Sample stipulations for the development of Section 106 agreements. The examples in this section will assist federal agencies in engaging the public in carrying out mitigation measures and provide examples for a range of approaches that may further public education and awareness building, the creation of educational materials for specific audiences, and heritage tourism efforts. These kinds of stipulations also present opportunities to involve students and youth in learning about or working with historic properties.
When drafting an agreement, the agency should first review the boilerplate administrative clauses in the Template MOA. Those clauses can usually be used as-is, since they form the backbone of good agreements.
The Department of Veterans Affairs (VA) Section 106 Agreement Database is a collection of VA-related Memoranda of Agreements (MOA) and Programmatic Agreements (PA) from across the country, dating from 1974 to present. This database provides users with a way to find previously executed VA agreements that may serve as reference for current projects requiring a MOA or PA.
Agency Commitments and Consequences
Once a Section 106 agreement is executed and filed with the ACHP, the federal agency (and/or applicant) is able to implement the undertaking and it may now approve the expenditure of federal funds on the undertaking or issue a license or permit for the undertaking. Pursuant to Section 110(l) of the NHPA, and 36 CFR § 800.6(c), an executed and implemented MOA or project PA evidences the agency official's compliance with Section 106 and governs the undertaking and all of its parts.
An MOA or PA is a legally binding document that commits an agency both by statute and by federal regulation to carry out the undertaking in accordance with the terms of the agreement in satisfaction of its responsibilities under Section 106. The MOA or PA serves three main purposes: (1) to specify the alternatives or mitigation agreed to by the signatories; (2) to identify who is responsible for carrying out the specified measures; and (3) to serve, along with its implementation, as evidence of the agency's compliance with Section 106 of the NHPA.
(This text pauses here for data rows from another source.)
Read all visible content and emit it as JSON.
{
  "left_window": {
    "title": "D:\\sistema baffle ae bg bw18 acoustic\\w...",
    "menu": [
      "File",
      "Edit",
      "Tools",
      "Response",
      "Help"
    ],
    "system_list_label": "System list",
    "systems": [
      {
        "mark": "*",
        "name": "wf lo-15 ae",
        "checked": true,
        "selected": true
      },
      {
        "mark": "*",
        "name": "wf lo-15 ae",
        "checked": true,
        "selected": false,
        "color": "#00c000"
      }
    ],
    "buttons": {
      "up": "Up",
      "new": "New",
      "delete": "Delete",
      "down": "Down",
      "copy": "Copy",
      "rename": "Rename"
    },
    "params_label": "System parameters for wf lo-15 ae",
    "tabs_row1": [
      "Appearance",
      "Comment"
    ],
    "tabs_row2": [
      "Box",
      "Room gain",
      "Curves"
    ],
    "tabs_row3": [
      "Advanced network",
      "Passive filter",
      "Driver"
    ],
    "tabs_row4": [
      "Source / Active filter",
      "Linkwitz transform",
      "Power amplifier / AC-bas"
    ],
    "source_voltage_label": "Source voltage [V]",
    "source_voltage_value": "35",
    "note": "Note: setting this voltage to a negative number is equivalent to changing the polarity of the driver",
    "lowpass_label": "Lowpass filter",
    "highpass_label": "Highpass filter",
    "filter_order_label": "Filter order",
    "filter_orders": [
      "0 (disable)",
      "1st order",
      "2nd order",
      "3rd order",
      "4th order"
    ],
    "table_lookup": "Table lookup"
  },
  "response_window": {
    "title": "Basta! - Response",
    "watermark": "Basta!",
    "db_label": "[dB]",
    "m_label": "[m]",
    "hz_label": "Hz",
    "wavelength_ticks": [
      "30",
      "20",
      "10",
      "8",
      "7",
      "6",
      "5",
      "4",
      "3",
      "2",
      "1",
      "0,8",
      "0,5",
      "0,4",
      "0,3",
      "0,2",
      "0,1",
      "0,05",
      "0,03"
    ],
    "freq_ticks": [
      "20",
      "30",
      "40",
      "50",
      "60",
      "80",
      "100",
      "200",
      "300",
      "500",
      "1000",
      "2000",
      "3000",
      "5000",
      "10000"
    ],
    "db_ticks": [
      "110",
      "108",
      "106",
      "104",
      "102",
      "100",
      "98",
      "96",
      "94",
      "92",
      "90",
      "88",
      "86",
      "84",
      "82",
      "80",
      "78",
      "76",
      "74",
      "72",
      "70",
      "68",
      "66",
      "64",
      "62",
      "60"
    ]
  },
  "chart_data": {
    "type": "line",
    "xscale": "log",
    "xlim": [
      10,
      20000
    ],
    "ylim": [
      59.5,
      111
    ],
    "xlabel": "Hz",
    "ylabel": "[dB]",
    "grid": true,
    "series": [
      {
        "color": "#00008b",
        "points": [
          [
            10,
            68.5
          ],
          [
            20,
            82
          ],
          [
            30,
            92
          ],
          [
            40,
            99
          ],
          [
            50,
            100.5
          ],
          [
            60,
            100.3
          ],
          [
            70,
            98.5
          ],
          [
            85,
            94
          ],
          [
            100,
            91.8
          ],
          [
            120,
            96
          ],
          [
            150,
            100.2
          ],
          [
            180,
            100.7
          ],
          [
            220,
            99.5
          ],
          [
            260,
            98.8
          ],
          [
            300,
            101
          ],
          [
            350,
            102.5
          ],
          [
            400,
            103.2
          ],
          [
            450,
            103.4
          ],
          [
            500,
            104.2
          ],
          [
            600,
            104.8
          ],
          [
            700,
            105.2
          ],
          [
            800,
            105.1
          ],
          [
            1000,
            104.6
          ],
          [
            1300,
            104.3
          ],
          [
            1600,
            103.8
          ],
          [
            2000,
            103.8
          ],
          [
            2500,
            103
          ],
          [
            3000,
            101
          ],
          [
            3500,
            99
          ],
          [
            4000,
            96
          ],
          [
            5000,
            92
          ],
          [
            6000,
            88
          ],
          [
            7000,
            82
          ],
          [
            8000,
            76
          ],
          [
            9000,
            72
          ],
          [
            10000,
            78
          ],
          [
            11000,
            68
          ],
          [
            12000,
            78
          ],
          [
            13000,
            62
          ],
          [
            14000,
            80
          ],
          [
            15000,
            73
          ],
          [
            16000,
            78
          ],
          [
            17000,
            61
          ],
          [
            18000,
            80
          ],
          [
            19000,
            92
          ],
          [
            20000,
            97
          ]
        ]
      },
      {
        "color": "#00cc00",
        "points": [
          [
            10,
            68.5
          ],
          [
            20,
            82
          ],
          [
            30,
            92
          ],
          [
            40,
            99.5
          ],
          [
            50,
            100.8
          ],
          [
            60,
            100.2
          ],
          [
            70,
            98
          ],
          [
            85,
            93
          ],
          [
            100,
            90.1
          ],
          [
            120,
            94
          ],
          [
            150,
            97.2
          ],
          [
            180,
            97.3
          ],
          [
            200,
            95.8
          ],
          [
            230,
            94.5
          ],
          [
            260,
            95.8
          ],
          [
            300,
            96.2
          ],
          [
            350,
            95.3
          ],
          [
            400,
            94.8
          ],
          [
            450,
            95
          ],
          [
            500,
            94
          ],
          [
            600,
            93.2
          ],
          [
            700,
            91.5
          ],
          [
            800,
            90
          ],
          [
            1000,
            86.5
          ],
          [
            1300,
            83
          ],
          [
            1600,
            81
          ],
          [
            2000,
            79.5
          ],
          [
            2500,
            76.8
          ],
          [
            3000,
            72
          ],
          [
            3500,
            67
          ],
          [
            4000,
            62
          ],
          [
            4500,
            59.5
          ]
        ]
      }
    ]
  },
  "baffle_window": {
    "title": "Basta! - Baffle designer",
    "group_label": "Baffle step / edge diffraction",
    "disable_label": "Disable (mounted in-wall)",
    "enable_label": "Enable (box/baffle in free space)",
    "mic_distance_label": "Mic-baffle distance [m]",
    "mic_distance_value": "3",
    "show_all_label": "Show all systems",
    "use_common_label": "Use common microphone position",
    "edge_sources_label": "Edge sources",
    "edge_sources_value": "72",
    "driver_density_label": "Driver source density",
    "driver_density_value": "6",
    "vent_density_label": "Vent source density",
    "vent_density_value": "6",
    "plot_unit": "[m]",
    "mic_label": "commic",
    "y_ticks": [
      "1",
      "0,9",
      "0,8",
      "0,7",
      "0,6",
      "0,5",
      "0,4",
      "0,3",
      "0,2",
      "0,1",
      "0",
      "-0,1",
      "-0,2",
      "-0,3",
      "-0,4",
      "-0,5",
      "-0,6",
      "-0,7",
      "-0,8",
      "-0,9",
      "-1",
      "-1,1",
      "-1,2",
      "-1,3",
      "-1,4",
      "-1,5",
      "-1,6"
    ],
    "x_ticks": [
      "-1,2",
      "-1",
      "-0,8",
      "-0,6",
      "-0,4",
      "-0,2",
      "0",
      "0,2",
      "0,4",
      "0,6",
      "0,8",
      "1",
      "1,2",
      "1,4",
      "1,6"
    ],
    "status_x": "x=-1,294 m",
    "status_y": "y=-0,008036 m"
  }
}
Preparing complete Section 106 agreement documents is critical because even the very best consultation effort can be undermined if agreed-upon actions are not recorded clearly and accurately in the stipulations section. The Section 106 agreement document should be straightforward and concise and use plain language wherever possible. A cold reader should be able to understand when, how, and by whom the stipulations will be implemented.
Who Prepares the MOA or PA?
The federal agency is responsible for preparing the MOA or PA. Because an MOA or PA sets out how a federal agency will address the adverse effects to historic properties caused by its undertaking, it is important that their professional staff or cultural resource management (CRM) contractors take responsibility for drafting agreement documents while engaging the consulting parties throughout consultation. SHPOs and THPOs often assist the agency in making sure the correct language is used and all necessary provisions are in the agreement.
Successful consultation adheres to the proper sequence of steps in the Section 106 review process. Keep in mind that the Section 106 process begins with a broad range of possibilities that are refined through consultation to reach a focused resolution. One step builds on another. If a step is taken out of sequence or skipped altogether, it is likely that the agency will have to go back and fulfill that missed responsibility (e.g., to determine the Area of Potential Effects (APE) or identify historic properties or consult about eligibility).
If an undertaking will or may adversely affect historic properties (any prehistoric or historic district, site, building, structure, or object included in or eligible for inclusion in the National Register of Historic Places), the Section 106 regulations at 36 CFR § 800.6(b)(1)(i-iv) call for the federal agency to consult with the State and/or Tribal Historic Preservation Officer (SHPO, THPO) and other parties to negotiate and execute a Section 106 agreement document that sets out the measures the federal agency will implement to resolve those adverse effects through avoidance, minimization
Welcome to the Advisory Council on Historic Preservation's (ACHP) Guidance on Section 106 agreement documents. Section 106 agreement documents play a critical role in documenting a federal agency's commitment to carry out and conclude their responsibilities under Section 106 of the National Historic Preservation Act (NHPA) (54 U.S.C. § 306108). This guidance is provided to assist federal agencies, states, Indian tribes, Native Hawaiian organizations, applicants, local governments, consulting parties, and the public in developing, implementing, and concluding such agreements.